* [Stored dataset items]
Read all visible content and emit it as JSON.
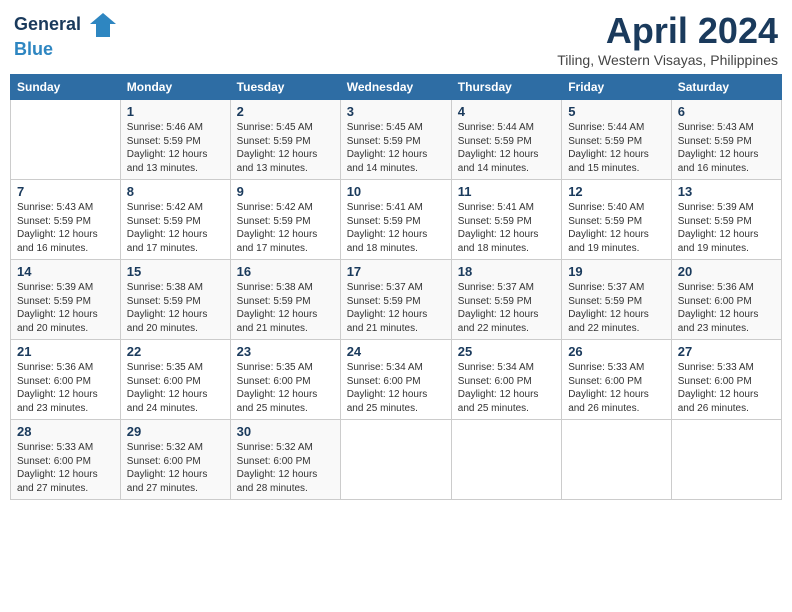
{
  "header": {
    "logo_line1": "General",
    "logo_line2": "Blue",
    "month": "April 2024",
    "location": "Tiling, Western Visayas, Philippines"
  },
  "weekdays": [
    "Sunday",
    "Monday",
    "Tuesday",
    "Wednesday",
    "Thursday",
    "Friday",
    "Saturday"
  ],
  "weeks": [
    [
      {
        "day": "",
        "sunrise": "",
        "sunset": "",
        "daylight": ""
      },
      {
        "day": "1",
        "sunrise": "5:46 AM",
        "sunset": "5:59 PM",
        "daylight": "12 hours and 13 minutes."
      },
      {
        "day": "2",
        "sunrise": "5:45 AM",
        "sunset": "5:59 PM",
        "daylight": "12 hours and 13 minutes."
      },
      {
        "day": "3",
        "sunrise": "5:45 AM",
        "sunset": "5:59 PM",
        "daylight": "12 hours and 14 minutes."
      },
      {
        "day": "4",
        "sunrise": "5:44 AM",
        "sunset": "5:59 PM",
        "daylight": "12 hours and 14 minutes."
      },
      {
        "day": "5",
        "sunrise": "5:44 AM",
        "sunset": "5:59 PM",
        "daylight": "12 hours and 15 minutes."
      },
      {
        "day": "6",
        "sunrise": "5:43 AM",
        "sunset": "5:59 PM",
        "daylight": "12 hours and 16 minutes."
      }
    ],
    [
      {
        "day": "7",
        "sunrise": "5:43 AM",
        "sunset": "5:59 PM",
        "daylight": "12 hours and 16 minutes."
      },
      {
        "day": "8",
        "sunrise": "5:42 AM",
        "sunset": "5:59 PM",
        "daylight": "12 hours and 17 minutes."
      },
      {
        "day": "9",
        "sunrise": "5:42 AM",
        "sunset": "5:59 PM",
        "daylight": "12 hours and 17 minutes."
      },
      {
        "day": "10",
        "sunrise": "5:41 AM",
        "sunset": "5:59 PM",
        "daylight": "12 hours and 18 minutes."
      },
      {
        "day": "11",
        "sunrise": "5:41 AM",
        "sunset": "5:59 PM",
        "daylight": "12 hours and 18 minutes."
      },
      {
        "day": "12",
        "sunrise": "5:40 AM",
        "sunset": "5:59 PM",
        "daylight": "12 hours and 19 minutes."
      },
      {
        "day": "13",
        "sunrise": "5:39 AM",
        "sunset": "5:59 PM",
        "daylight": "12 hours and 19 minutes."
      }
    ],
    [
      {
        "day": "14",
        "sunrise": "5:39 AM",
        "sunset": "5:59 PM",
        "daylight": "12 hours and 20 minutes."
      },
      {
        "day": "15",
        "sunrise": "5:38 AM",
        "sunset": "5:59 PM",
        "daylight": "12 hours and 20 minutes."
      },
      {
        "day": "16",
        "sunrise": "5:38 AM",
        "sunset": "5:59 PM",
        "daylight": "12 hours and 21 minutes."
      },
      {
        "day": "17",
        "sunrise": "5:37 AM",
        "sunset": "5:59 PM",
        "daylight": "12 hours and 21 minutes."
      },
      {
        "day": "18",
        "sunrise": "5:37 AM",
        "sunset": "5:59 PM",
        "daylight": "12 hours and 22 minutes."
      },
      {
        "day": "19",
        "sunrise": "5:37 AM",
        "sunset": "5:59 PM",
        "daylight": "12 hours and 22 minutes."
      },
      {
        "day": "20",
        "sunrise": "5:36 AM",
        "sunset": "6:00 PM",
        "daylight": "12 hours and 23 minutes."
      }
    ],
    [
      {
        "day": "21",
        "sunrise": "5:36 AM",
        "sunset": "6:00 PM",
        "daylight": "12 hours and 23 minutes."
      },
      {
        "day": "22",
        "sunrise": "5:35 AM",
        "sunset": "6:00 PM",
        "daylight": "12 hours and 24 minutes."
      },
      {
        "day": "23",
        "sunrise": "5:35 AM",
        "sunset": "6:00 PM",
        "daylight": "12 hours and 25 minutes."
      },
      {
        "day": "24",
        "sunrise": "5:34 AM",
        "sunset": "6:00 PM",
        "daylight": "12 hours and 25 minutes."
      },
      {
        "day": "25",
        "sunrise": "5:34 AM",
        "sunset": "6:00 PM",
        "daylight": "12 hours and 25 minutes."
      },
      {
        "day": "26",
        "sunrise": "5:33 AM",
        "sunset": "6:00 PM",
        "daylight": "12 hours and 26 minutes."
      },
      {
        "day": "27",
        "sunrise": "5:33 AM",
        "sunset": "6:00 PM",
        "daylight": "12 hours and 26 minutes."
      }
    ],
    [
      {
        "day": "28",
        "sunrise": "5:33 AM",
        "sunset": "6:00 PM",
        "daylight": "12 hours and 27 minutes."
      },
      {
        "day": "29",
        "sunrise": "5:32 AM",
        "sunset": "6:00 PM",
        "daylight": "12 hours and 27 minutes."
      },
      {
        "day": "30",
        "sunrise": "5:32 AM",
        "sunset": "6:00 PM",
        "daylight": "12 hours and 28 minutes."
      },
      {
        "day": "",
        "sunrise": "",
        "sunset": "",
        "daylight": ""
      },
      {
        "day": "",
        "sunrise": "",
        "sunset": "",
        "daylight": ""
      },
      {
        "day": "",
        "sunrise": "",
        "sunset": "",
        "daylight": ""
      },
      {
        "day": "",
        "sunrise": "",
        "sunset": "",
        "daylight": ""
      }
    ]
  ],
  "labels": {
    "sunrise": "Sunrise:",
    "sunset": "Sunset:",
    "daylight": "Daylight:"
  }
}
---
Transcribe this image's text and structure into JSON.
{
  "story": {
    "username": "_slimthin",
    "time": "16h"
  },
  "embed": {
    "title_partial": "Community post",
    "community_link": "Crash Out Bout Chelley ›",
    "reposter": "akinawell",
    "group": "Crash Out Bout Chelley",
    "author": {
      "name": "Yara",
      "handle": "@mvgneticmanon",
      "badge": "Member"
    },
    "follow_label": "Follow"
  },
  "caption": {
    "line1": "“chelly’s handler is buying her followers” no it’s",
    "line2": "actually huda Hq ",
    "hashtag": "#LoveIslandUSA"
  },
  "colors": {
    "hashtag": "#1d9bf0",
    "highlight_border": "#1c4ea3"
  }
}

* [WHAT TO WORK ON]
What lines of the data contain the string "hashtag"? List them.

* [OUTPUT OF THE TASK]
    "hashtag": "#LoveIslandUSA"
    "hashtag": "#1d9bf0",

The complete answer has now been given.